 Facebook is the subject of today’s Daily, courtesy of cartoonist Farley Katz.  Mr. Katz began contributing to The New Yorker in 2007.  Here’s his website.

 

 

Personal History: Ink Never Sleeps

The cartoonist working in the wee hours. 1978, New York City

There are probably as many different work habits among New Yorker cartoonists as there are New Yorker cartoonists. I’ve heard of colleagues who are nine-to-fivers, and those who’ve worked the night shift. There was even a rumor of a colleague, now long gone, who did his batch of cartoons on the train as he headed down from Connecticut to see the New Yorker‘s art editor. As there’s no clock to punch, we are left to working out/on our own schedule. Joe Dator‘s hysterical “How We Do It” published in The New Yorker Cartoon Issue of 2012 (September 24th to be exact) is the last word on the idealized life of cartoonists working for the magazine.

My own work habits migrated with the years, from childhood, passing the hours drawing in front of the television, to working during high school study halls (yes, that’s right, instead of studying) to working at any convenient time in college between all those required courses, to post-college when staying up all night resulted in a whole lot of drawing but few usable ideas. Post-college, living in Manhattan, inspired perhaps by my perceived notion of the work habits of my downstairs neighbor, the writer Donald Barthelme, I began an attempt at regular hours — vaguely bracketed by late morning and late afternoon. Years later, out of the city and with a family, the unthinkable happened: working very early in the morning for a defined amount of time (my wife and I split our work days: I worked in the morning while she was with our kids, and she worked in the afternoon while I was with the kids). Once the kids grew up and flew the nest, the entire day was wide open again, but the morning hours remained (and remain) as the best use of time. In the past decade, the mid-to-late afternoon around 4 o’clock — what William Shawn called the hour of hope — has become an opportune time to wait for the cartoon gods to toss me an idea or two.
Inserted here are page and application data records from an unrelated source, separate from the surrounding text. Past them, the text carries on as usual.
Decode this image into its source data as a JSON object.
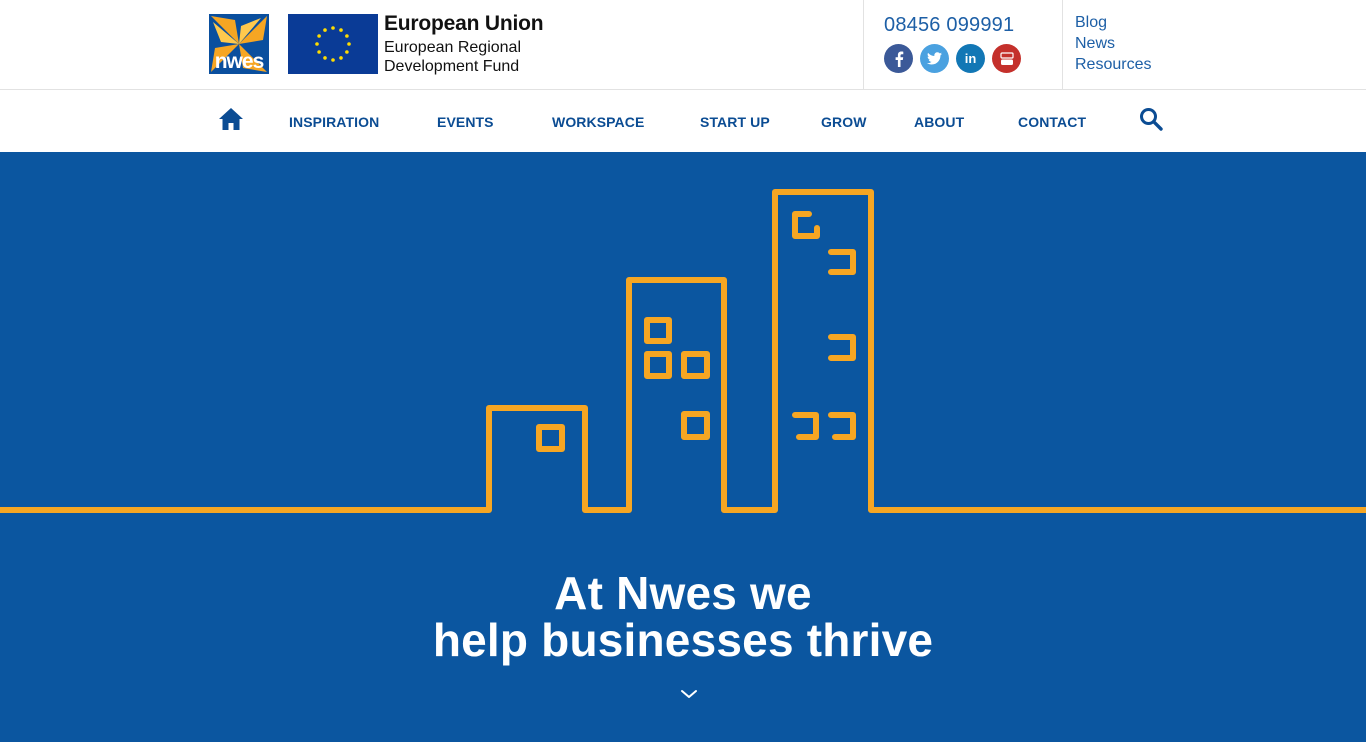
{
  "header": {
    "logo_text": "nwes",
    "eu": {
      "title": "European Union",
      "subtitle_line1": "European Regional",
      "subtitle_line2": "Development Fund"
    },
    "phone": "08456 099991",
    "social_icons": [
      "facebook-icon",
      "twitter-icon",
      "linkedin-icon",
      "youtube-icon"
    ],
    "top_links": [
      "Blog",
      "News",
      "Resources"
    ]
  },
  "nav": {
    "items": [
      "INSPIRATION",
      "EVENTS",
      "WORKSPACE",
      "START UP",
      "GROW",
      "ABOUT",
      "CONTACT"
    ],
    "home_icon": "home-icon",
    "search_icon": "search-icon"
  },
  "hero": {
    "title_line1": "At Nwes we",
    "title_line2": "help businesses thrive",
    "scroll_icon": "chevron-down-icon"
  },
  "colors": {
    "brand_blue": "#0b56a0",
    "nav_blue": "#0b4c93",
    "accent_orange": "#f6a623",
    "link_blue": "#1d5fa6"
  }
}
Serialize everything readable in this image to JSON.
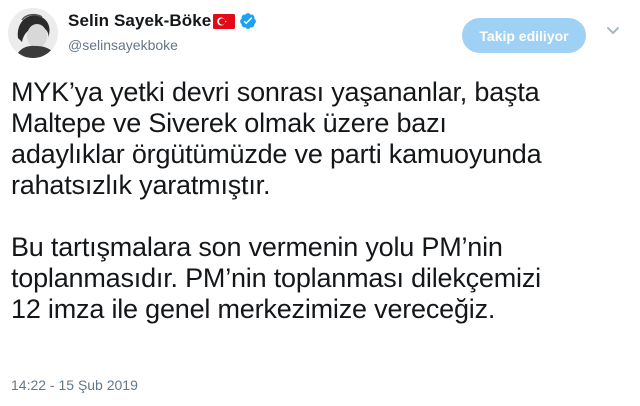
{
  "author": {
    "display_name": "Selin Sayek-Böke",
    "handle": "@selinsayekboke",
    "flag_icon": "turkey-flag-icon",
    "verified_icon": "verified-badge-icon"
  },
  "follow_button": {
    "label": "Takip ediliyor",
    "color": "#9fd1f4"
  },
  "menu": {
    "icon": "chevron-down-icon"
  },
  "tweet": {
    "paragraph1": [
      "MYK’ya yetki devri sonrası yaşananlar, başta",
      "Maltepe ve Siverek olmak üzere bazı",
      "adaylıklar örgütümüzde ve parti kamuoyunda",
      "rahatsızlık yaratmıştır."
    ],
    "paragraph2": [
      "Bu tartışmalara son vermenin yolu PM’nin",
      "toplanmasıdır. PM’nin toplanması dilekçemizi",
      "12 imza ile genel merkezimize vereceğiz."
    ],
    "timestamp": "14:22 - 15 Şub 2019"
  },
  "colors": {
    "text": "#14171a",
    "secondary": "#657786",
    "verified": "#1da1f2",
    "flag_red": "#e30a17"
  }
}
Through all this time shifting, from childhood home through the home where our kids grew up, from working defined times to undefined, from working through the night to working early in the day to working whenever, there has remained a constant: making myself available, Rapidograph and paper at the ready, with the intention that something might happen.
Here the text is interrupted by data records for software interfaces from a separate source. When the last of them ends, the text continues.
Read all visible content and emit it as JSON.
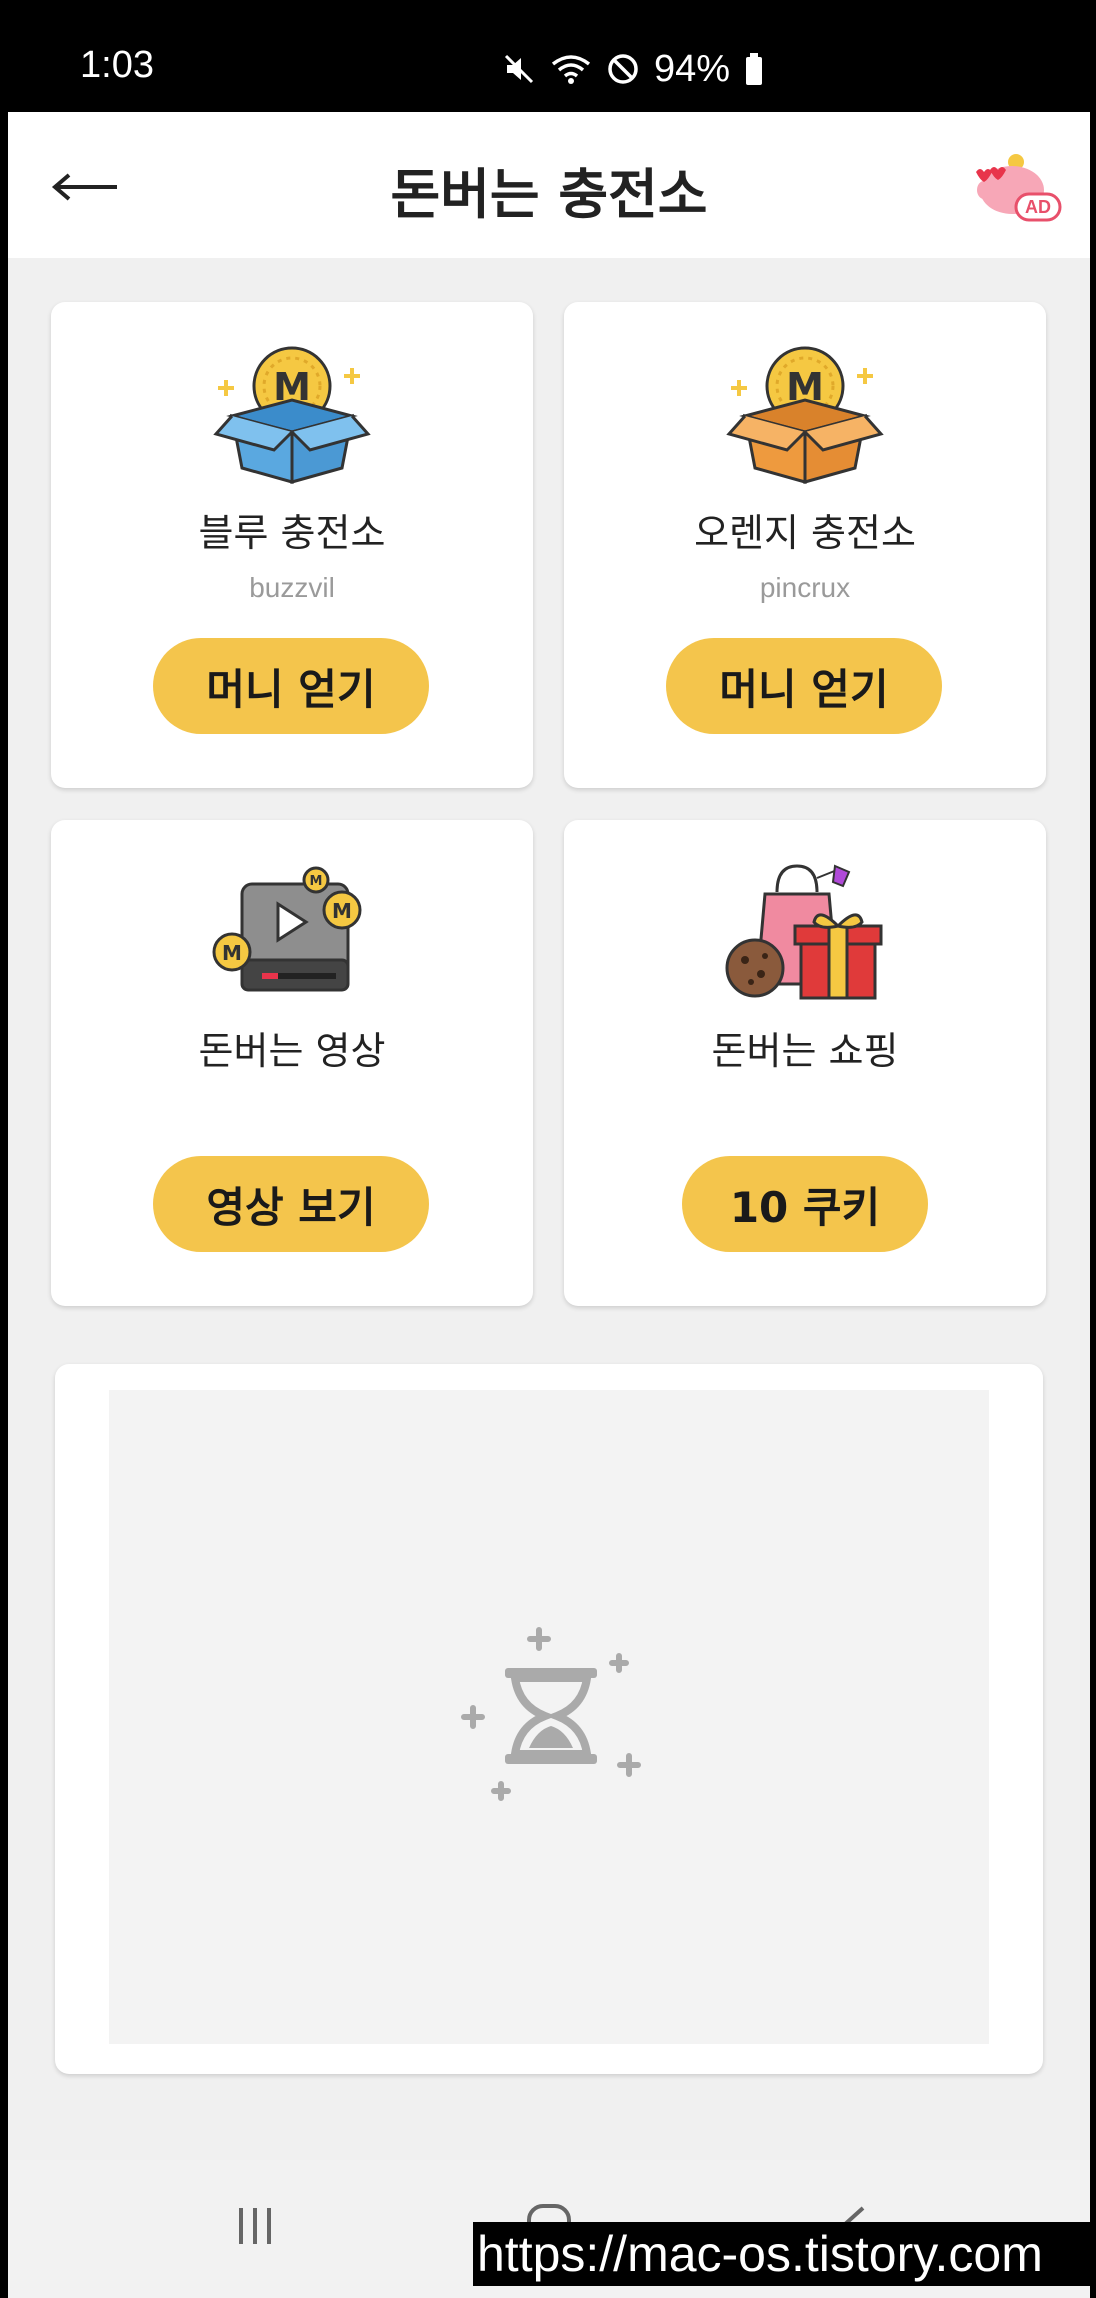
{
  "status_bar": {
    "time": "1:03",
    "battery": "94%",
    "icons": [
      "mute-icon",
      "wifi-icon",
      "do-not-disturb-icon",
      "battery-icon"
    ]
  },
  "header": {
    "title": "돈버는 충전소",
    "back_icon": "arrow-left-icon",
    "ad_icon": "piggy-bank-ad-icon",
    "ad_badge": "AD"
  },
  "cards": [
    {
      "title": "블루 충전소",
      "subtitle": "buzzvil",
      "button": "머니 얻기",
      "icon": "blue-coin-box-icon"
    },
    {
      "title": "오렌지 충전소",
      "subtitle": "pincrux",
      "button": "머니 얻기",
      "icon": "orange-coin-box-icon"
    },
    {
      "title": "돈버는 영상",
      "subtitle": "",
      "button": "영상 보기",
      "icon": "video-coins-icon"
    },
    {
      "title": "돈버는 쇼핑",
      "subtitle": "",
      "button": "10 쿠키",
      "icon": "shopping-gift-icon"
    }
  ],
  "ad_area": {
    "loader_icon": "hourglass-icon"
  },
  "nav": {
    "icons": [
      "recent-apps-icon",
      "home-icon",
      "back-icon"
    ]
  },
  "watermark": "https://mac-os.tistory.com",
  "colors": {
    "accent": "#f4c54c",
    "background": "#f0f0f0",
    "coin": "#f5c842",
    "blue_box": "#5aa8e0",
    "orange_box": "#ee9a3e"
  }
}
My tool of choice from high school to the present: the Rapidograph.